What do you call a recipe like this? "Chickpea of the sea" is a little too cute, but "garbanzo bean salad" could be anything, and "mock tuna salad" sounds like one of those recipes that starts with a box of crackers and a can of cream-of-something soup.
Still, there's no more accurate way to describe it than "tuna salad, with chickpeas instead of tuna." Or maybe "lumpy hummus with pickle relish and celery." Whatever you call it, it's damned tasty. Also pretty healthy, gluten-free, and vegetarian- and vegan-friendly (just use tahini or another mayonaise alternative.)
Whether or not you're actively avoiding tuna, you should definitely try this version the next time you're making lunch.
Chinese celery (or cutting celery, or Apium graveolens) is one of my garden favorites. These are the baby stems — they look like parsley, but with the distinctive celery taste. When grown, the stalks look like ordinary celery, except that they grow in a loose bunch instead of instead of being tightly clustered — handy if you just need a few stalks at a time.
Chickpeas (1 can = 2 big portions or 3-4 normal ones)
Moist ingredients:2+ big dollops of mayonnaise, tahini, yogurt, or similar. (I started out with about 1 Tbsp of mayo, mixed it up, decided it was too dry, and added another 2 Tbsps of plain yogurt.)
Flavorful stuff:1 dollop pickle relish and/or mustard, if you like.

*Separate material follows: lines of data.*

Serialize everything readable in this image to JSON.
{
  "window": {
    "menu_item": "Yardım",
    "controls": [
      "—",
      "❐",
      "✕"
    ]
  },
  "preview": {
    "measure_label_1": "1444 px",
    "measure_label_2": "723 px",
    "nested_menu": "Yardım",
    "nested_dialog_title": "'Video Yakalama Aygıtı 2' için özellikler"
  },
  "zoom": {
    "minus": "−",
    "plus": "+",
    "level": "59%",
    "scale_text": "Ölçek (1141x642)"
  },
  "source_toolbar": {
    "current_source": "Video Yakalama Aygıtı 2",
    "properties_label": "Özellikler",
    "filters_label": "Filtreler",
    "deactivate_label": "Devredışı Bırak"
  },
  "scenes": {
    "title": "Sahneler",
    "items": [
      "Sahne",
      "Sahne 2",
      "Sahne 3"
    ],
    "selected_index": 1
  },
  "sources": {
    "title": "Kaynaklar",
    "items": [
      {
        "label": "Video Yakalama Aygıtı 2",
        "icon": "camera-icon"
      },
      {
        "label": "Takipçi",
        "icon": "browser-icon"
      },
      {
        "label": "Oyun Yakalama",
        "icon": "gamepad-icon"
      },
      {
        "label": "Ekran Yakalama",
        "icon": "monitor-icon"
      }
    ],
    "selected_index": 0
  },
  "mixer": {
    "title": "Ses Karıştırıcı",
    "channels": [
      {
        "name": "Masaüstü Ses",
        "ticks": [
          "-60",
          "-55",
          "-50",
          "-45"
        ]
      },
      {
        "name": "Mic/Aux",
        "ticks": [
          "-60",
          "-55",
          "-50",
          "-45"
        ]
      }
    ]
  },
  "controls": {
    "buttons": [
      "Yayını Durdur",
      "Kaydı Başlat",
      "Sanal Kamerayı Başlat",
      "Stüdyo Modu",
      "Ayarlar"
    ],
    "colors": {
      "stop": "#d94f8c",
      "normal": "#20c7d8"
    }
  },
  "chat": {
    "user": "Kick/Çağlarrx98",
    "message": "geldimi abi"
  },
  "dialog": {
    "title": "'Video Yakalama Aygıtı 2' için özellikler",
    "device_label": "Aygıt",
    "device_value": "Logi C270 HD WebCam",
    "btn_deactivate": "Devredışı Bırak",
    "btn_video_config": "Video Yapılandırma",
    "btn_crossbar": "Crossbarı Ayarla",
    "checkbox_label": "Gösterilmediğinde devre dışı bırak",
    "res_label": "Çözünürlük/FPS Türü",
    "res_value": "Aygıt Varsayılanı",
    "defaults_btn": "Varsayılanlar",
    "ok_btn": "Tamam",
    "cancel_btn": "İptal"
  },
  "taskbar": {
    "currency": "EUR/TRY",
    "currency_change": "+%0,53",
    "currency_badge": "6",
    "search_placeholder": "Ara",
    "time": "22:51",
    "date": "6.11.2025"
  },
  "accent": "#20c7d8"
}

I like pickle relish. Hate pickles. Like pickle relish. But only in this kind of thing.
1 or 2 shakes of any spices you like: cumin, coriander, celery seeds or celery salt, pepper, garlic salt, etc. I used 2 shakes each of cumin and coriander.
Crunchy stuff:Chopped celery, onion or scallions, walnuts, apples, carrots, sesame seeds, water chestnuts, jicama, etc. I used onion and baby celery.
Other:You could take this just about any direction. The first version I saw of this was on the Kitchn, and included umeboshi vinegar. Some commenters suggested dried seaweed for a more "fishy" flavor. Other versions out there include olives and more pickles, or cayenne pepper and raisins, or nutritional yeast and cider vinegar, or garlic. Anything you put in your tuna salad, and plenty of things you wouldn't.
Put the chickpeas, moist ingredients, and flavorful stuff (mustard, spices, salts) in a bowl and smash it all up with a potato masher (or a fork, if it's a sturdy one and you have strong arms). Or put everything into your food processor and pulse it a few times. Don't go overboard — it's nice if it has some texture.